- To do: Search the data below for the string "placeholder". Extract every line that contains it.

+ + + +

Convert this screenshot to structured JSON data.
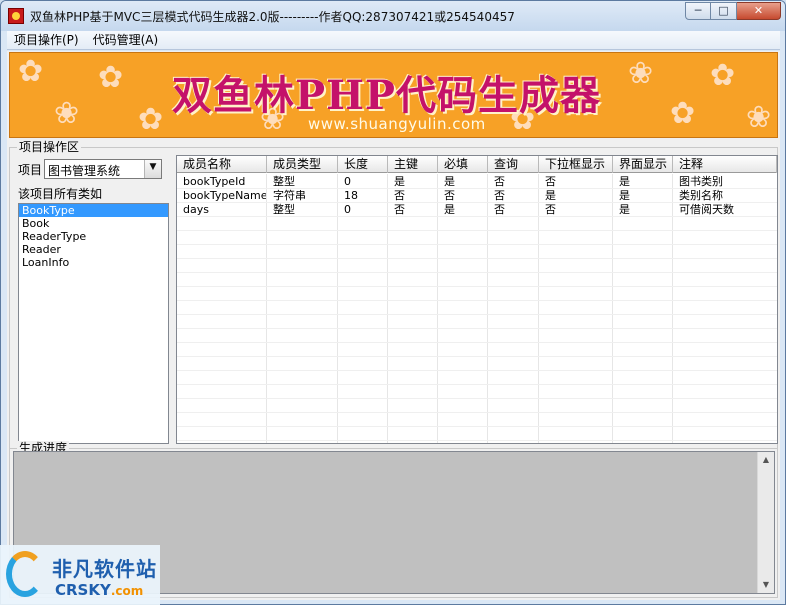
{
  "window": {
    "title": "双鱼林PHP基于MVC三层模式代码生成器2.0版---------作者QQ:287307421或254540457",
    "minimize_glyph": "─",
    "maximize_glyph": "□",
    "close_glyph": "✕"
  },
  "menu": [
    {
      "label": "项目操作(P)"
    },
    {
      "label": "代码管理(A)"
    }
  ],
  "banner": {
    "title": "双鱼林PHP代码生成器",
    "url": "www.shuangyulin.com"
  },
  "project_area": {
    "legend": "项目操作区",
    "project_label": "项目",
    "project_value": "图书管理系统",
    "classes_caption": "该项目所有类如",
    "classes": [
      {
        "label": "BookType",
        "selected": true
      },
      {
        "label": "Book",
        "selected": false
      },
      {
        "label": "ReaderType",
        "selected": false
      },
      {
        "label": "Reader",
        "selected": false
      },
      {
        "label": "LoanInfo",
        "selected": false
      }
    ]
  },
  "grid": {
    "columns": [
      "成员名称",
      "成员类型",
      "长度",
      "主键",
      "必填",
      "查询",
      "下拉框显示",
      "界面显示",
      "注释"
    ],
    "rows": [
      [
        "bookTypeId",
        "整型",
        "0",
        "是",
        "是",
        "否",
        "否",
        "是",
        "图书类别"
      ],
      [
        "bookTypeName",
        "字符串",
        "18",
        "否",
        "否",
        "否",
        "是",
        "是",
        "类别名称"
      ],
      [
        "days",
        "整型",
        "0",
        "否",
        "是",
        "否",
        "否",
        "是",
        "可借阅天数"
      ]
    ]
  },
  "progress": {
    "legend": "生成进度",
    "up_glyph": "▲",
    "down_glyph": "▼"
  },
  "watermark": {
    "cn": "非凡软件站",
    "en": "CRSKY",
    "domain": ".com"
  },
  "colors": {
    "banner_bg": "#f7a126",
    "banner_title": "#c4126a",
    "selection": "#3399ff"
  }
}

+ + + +

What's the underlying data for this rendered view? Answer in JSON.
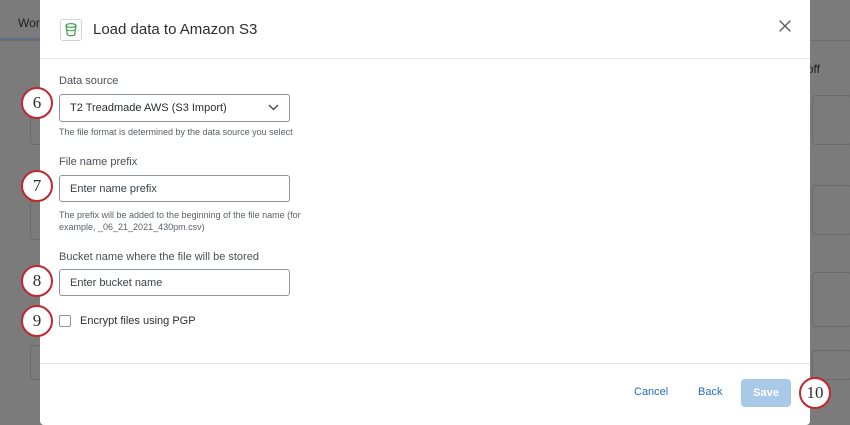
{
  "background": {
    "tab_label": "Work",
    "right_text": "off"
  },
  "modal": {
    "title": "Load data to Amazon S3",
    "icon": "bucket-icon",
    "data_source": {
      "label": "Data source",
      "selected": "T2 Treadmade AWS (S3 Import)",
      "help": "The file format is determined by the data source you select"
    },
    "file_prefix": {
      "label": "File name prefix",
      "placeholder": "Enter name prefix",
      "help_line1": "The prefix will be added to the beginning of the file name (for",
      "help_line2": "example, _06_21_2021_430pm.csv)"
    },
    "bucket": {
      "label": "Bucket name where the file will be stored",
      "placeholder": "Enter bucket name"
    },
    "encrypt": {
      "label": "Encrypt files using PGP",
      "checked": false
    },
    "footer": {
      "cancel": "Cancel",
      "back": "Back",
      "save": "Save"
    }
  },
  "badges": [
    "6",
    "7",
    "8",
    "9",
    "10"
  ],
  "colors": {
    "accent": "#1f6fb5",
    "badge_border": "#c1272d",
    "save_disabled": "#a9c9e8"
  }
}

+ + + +

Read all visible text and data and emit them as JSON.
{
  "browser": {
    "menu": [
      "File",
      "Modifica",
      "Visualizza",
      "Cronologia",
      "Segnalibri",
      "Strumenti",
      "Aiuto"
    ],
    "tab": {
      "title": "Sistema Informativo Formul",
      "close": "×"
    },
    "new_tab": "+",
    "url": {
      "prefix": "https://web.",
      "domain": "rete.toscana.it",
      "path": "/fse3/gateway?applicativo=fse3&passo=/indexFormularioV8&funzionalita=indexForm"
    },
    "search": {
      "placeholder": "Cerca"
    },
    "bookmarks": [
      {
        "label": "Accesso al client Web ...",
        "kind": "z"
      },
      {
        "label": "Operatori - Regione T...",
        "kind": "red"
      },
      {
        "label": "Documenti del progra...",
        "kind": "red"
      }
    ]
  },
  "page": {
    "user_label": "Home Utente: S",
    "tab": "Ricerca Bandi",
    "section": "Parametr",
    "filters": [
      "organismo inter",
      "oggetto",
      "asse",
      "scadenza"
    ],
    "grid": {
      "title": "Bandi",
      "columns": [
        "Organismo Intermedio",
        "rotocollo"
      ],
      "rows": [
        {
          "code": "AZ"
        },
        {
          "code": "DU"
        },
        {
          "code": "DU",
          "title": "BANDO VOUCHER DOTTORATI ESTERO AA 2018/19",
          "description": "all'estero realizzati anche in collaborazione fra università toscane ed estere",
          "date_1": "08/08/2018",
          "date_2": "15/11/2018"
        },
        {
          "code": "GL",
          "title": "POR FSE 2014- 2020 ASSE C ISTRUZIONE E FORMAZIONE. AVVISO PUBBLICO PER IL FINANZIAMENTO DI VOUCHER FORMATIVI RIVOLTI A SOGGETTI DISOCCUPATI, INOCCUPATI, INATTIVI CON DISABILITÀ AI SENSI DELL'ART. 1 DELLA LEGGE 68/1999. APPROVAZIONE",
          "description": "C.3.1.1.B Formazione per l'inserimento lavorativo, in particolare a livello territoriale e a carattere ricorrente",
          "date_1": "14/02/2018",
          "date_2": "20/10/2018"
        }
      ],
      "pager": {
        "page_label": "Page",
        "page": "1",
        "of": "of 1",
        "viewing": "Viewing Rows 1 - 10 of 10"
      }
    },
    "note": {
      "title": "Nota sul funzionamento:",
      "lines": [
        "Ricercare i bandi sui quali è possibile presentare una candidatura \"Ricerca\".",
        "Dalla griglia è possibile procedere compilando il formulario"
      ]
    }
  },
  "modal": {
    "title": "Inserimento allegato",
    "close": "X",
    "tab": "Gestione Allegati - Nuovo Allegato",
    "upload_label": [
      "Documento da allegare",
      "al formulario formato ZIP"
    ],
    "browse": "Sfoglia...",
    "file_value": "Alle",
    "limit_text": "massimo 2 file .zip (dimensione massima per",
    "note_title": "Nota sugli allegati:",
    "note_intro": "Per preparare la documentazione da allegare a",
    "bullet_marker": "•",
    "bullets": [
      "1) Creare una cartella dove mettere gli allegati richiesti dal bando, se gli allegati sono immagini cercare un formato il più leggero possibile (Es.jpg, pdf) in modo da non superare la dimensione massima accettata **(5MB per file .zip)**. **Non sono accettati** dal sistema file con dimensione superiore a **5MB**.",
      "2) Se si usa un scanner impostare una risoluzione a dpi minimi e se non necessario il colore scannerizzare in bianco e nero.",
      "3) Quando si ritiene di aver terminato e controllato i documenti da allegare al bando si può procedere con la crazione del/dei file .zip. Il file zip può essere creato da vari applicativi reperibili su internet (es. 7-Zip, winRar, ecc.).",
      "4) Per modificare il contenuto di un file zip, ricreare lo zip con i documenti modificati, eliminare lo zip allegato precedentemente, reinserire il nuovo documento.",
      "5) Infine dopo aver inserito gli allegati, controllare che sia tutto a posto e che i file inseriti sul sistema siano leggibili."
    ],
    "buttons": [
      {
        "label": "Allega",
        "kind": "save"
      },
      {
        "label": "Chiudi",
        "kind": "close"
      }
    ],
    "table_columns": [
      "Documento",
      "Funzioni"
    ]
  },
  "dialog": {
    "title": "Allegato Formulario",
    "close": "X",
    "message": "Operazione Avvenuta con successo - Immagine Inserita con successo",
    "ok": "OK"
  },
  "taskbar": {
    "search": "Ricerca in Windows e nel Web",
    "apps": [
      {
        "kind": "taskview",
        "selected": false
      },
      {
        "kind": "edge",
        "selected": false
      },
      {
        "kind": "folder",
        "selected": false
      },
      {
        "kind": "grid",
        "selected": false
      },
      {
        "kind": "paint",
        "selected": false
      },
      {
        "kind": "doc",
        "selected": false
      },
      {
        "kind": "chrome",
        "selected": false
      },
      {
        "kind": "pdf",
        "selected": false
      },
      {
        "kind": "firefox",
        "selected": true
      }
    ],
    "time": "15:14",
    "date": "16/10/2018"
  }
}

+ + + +

- Problem solution:
      "placeholder": "Enter name prefix",
      "placeholder": "Enter bucket name"
      "placeholder": "Cerca"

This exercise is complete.